Any misgivings I may have had about the new versions of Engelbert Humperdinck’s 19th century masterwork, interpreting gullible children as greedy ‘me-me-me’ types selfishly stuffing their faces; or casting witches as alter-ego uber-moms wanting the kids to grow up and act their age, were dispelled by the opening. A beat-up wood-grain Buick station wagon is riding across the plains through the dark of night, headlights on, mom and dad in the front, and Hansel and Gretel in the back. A red balloon escapes from the car and floats up and away.
Hansel (mezzo-soprano Karin Mushegain) and Gretel (soprano Julia Ebner) complement each other well. Their voices have a similar lyrical quality and timbre, though Mushegain seems slightly more powerful and emphatic in places, and Ebner sustains an overall upbeat energy. When Hansel and Gretel duet, it is pleasing junge lieder.
Mezzo soprano Margaret Gawrysiak sings mom (Gertrude) and The Witch. She carries off both roles very well, managing to convey the exasperation/desperation of both a mother trying to provide nourishment for her family, and an evil witch impatient for a tasty meal.
In Virginia Opera’s promotional trailer, conductor Gerald Steichen says Hansel and Gretel need to look like children but sing like Brünnhilde. The challenge here, not found in many female opera roles, is that you can’t just stand there and belt out your aria. The first act especially requires almost acrobatic performances, displaying the energy of children playing and fighting and dancing with each other. When Mom comes home, she’s got to move and sing with the same gusto to keep up with the kids. It’s not easy. No Peter Pan flying wires for middle-aged actresses here. To their credit, the movement in this production is very well done. And such energy is needed to keep the audience themselves from succumbing to the Sandman, because quite frankly, the music is pastoral enough to lull you into the land of Nod.
Speaking of the Sandman, countertenor Jason Abrams, costumed in a sparkling red ringmaster’s jacket, is very interesting and distinctive. The high-pitched tenor lends a disquieting eeriness to the scene. Soprano Elizabeth Baldwin, the fifth of the debut singers in this Virginia Opera production, is also very good in her brief appearance as the Dew Fairy. (Note to self: Green lamé boots and purple look good together.)
Baritone Eric Greene, a Juilliard alumnus from inner-city Baltimore, is the established veteran of the cast, and performs dad (Pete) with strength, adding both a foundation and uplifting presence in his scenes.

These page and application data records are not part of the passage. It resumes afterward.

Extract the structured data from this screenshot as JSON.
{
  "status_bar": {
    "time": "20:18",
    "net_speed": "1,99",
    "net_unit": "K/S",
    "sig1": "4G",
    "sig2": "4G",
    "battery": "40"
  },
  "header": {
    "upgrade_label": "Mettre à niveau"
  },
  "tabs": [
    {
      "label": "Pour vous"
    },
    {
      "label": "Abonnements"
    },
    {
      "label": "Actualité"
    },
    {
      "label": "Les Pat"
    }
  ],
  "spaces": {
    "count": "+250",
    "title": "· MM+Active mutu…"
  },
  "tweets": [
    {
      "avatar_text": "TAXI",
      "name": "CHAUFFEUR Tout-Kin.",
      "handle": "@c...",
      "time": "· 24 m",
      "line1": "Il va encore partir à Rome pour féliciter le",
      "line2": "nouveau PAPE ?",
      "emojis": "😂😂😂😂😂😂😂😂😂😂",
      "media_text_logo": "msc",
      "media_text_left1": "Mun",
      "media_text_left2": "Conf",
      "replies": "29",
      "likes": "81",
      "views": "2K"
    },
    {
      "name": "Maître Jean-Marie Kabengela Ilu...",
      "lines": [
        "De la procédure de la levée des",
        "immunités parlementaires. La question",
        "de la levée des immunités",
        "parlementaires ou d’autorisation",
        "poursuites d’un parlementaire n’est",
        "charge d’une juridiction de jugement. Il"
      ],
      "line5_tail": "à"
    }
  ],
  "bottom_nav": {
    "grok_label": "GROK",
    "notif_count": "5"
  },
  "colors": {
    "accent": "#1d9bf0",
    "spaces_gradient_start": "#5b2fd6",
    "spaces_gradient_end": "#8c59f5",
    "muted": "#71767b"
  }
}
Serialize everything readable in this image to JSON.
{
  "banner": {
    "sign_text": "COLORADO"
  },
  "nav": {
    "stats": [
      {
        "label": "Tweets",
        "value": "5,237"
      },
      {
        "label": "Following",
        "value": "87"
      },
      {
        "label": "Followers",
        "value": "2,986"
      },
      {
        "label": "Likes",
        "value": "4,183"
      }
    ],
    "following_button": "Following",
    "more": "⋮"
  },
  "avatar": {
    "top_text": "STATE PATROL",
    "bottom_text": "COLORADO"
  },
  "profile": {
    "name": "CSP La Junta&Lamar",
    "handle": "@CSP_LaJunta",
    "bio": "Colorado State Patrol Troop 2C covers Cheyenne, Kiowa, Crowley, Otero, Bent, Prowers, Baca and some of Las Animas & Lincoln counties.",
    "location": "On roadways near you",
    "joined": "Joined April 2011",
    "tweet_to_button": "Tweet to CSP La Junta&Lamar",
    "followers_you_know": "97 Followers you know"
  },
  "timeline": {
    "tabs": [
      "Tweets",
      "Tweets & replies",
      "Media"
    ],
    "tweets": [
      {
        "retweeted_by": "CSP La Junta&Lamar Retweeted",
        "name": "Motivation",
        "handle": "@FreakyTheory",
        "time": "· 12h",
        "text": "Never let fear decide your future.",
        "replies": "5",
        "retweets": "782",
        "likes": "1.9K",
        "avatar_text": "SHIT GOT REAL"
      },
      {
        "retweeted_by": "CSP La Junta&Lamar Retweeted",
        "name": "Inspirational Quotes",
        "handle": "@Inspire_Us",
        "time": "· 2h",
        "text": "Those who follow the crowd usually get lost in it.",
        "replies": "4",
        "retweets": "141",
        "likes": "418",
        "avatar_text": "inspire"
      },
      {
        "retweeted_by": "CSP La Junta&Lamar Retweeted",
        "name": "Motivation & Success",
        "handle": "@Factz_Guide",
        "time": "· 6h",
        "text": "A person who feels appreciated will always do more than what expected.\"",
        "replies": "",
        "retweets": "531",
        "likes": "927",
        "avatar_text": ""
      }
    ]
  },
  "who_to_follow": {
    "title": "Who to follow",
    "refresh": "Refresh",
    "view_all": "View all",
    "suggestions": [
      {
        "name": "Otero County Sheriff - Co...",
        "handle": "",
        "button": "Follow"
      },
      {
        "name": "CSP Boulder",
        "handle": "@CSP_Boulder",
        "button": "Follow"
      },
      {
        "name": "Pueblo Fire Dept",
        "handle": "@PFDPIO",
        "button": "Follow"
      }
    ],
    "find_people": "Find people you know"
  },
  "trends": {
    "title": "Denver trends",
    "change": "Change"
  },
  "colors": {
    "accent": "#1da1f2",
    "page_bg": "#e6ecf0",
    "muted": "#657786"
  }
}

Our new millennium take on Hansel and Gretel is softer than Engelbert Humperdinck’s, or at least more subtle in its representations of Providence (prayers and angels) and Evil (cages and ovens). Actually, Humperdinck’s 1893 opera is much more family friendly than the original story, with its stepmother wanting to abandon the kids in the forest because the family lacks food for four, and a father who passively goes along with the plan. This is all thanks to Engelbert’s sister, Adelheid Wette, who originally conceived the idea of adapting Grimm’s tale to her children’s Christmas puppet show and wanted something less frightening for the little ones.
n the past few years, rich, imaginative, and altogether different characterizations accompany our present zeitgeist – for example, Richard Jones’ 2007 Hansel and Gretel at the New York Metropolitan Opera with its Julie Taymor-like chef-angels. For the Virginia Opera production, director Kevin Newbury replaces a forest cottage with modern-day homelessness, and the witch’s trademark gingerbread house with a carnival food cart. Subtext shifts from ‘escape evil’ to ‘rise above flawed self’.

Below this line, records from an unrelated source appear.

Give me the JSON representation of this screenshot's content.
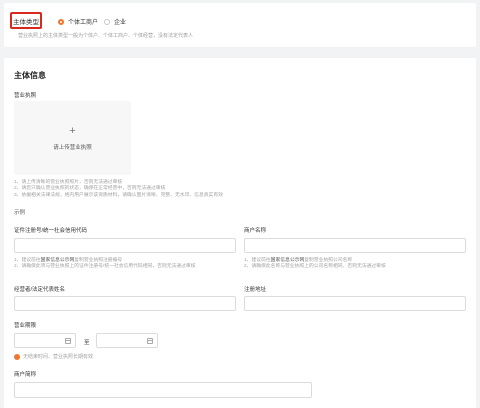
{
  "entity_type": {
    "label": "主体类型",
    "options": [
      {
        "label": "个体工商户",
        "selected": true
      },
      {
        "label": "企业",
        "selected": false
      }
    ],
    "hint": "营业执照上的主体类型一般为个体户、个体工商户、个体经营，没有法定代表人"
  },
  "main_info": {
    "title": "主体信息",
    "license": {
      "label": "营业执照",
      "upload_text": "请上传营业执照",
      "notes": [
        "1、请上传清晰的营业执照照片，否则无法通过审核",
        "2、请您只确认营业执照的状态，确保在正常经营中，否则无法通过审核",
        "3、依据相关法律法规，格内用户展示该资质材料，请确认图片清晰、完整、无水印、信息真实有效"
      ],
      "example": "示例"
    },
    "credit_code": {
      "label": "证件注册号/统一社会信用代码",
      "value": "",
      "notes_prefix": "1、建议前往",
      "notes_link": "国家信息公示网",
      "notes_suffix": "复制营业执照注册编号",
      "notes_2": "2、请确保此项与营业执照上的证件注册号/统一社会信用代码相同，否则无法通过审核"
    },
    "merchant_name": {
      "label": "商户名称",
      "value": "",
      "notes_prefix": "1、建议前往",
      "notes_link": "国家信息公示网",
      "notes_suffix": "复制营业执照公司名称",
      "notes_2": "2、请确保此名称与营业执照上的公司名称相同，否则无法通过审核"
    },
    "operator": {
      "label": "经营者/法定代表姓名",
      "value": ""
    },
    "address": {
      "label": "注册地址",
      "value": ""
    },
    "validity": {
      "label": "营业期限",
      "start": "",
      "separator": "至",
      "end": "",
      "no_expiry_note": "无结束时间、营业执照长期有效"
    },
    "abbreviation": {
      "label": "商户简称",
      "value": ""
    }
  },
  "colors": {
    "accent": "#f0762b",
    "highlight_border": "#d9291c"
  }
}
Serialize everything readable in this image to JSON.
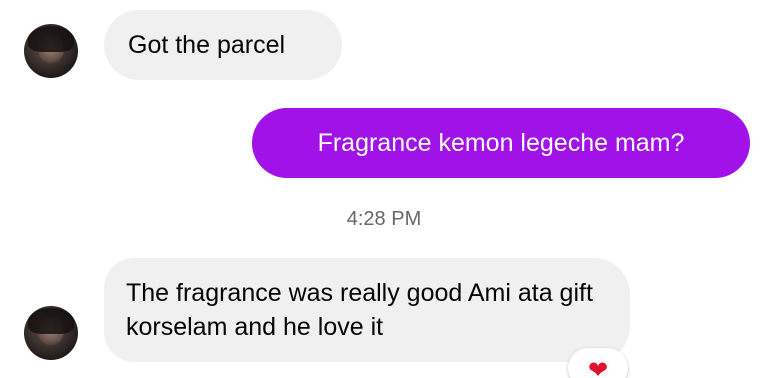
{
  "messages": [
    {
      "direction": "incoming",
      "text": "Got the parcel"
    },
    {
      "direction": "outgoing",
      "text": "Fragrance kemon legeche mam?"
    },
    {
      "direction": "incoming",
      "text": "The fragrance was really good Ami ata gift korselam and he love it"
    }
  ],
  "timestamp": "4:28 PM",
  "reaction": {
    "icon": "heart-icon",
    "glyph": "❤",
    "color": "#e0112f"
  },
  "colors": {
    "outgoing_bubble": "#a012e8",
    "incoming_bubble": "#f0f0f0",
    "timestamp_text": "#65676b"
  }
}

You will find many grumblers who want the old H&G back, with the gingerbread, thank you very much, and all the classical trappings. Life was simpler then, when fairytales were children’s stories and not Jungian archetypes or Freudian models for living.
Whatever one’s preference, Hansel and Gretel classic or Hansel and Gretel new, the Virginia Opera production is colorful, creative, and clever. The vocal performances, perhaps not as forceful or strong as might be hoped for, are very promising.

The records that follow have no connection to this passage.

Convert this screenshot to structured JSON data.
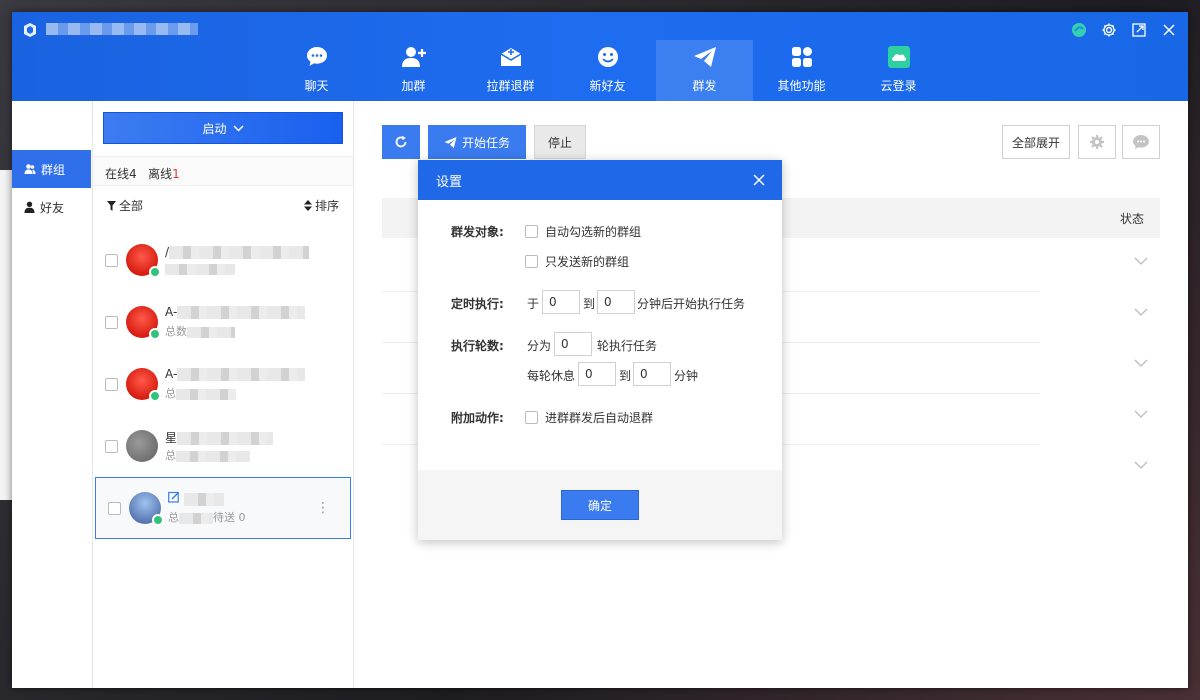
{
  "nav": {
    "items": [
      {
        "label": "聊天",
        "icon": "chat-bubble-icon"
      },
      {
        "label": "加群",
        "icon": "add-user-icon"
      },
      {
        "label": "拉群退群",
        "icon": "mail-icon"
      },
      {
        "label": "新好友",
        "icon": "smiley-icon"
      },
      {
        "label": "群发",
        "icon": "paper-plane-icon"
      },
      {
        "label": "其他功能",
        "icon": "grid-icon"
      },
      {
        "label": "云登录",
        "icon": "cloud-icon"
      }
    ],
    "active_index": 4
  },
  "side_tabs": {
    "groups": "群组",
    "friends": "好友"
  },
  "list_panel": {
    "start_label": "启动",
    "online_label": "在线",
    "online_count": "4",
    "offline_label": "离线",
    "offline_count": "1",
    "filter_label": "全部",
    "sort_label": "排序",
    "groups": [
      {
        "name_prefix": "/",
        "sub_prefix": ""
      },
      {
        "name_prefix": "A-",
        "sub_prefix": "总数"
      },
      {
        "name_prefix": "A-",
        "sub_prefix": "总"
      },
      {
        "name_prefix": "星",
        "sub_prefix": "总"
      },
      {
        "name_prefix": "",
        "sub_prefix": "总",
        "sub_suffix": "待送 0"
      }
    ]
  },
  "toolbar": {
    "start_task_label": "开始任务",
    "stop_label": "停止",
    "expand_all_label": "全部展开"
  },
  "table": {
    "status_header": "状态"
  },
  "modal": {
    "title": "设置",
    "target_label": "群发对象:",
    "auto_select_new": "自动勾选新的群组",
    "only_send_new": "只发送新的群组",
    "schedule_label": "定时执行:",
    "schedule_from_prefix": "于",
    "schedule_from_value": "0",
    "schedule_to": "到",
    "schedule_to_value": "0",
    "schedule_suffix": "分钟后开始执行任务",
    "rounds_label": "执行轮数:",
    "rounds_prefix": "分为",
    "rounds_value": "0",
    "rounds_suffix": "轮执行任务",
    "rest_prefix": "每轮休息",
    "rest_from_value": "0",
    "rest_to": "到",
    "rest_to_value": "0",
    "rest_suffix": "分钟",
    "extra_label": "附加动作:",
    "auto_quit": "进群群发后自动退群",
    "ok_label": "确定"
  },
  "colors": {
    "brand_blue": "#1e6cf0",
    "online_green": "#31c27c",
    "offline_red": "#e23b3b"
  }
}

The Virginia Symphony Orchestra performs the score and is led by guest conductor Gerald Steichen. The chorus consists of students from the Governor’s School for the Arts STAR program.
Scenic Designer: Mimi Lien; Costume Designer: Paul Carey; Lighting: D.M. Wood; Wigs and Makeup: James P. McGough; Chorus Master: Adam Turner; Production Stage Manager: Christine Sanzone; Assistant Stage Director: Noah Himmelstein; Principal Coach: Laura Friesen.
Hansel and Gretel plays its final performance on Sunday, December 4, 2011, at 2 PM at George Mason University’s Center for the Arts — 4400 University Drive, Fairfax, VA. For tickets call (888) 945-2468 or (703) 993-2787, or purchase them online.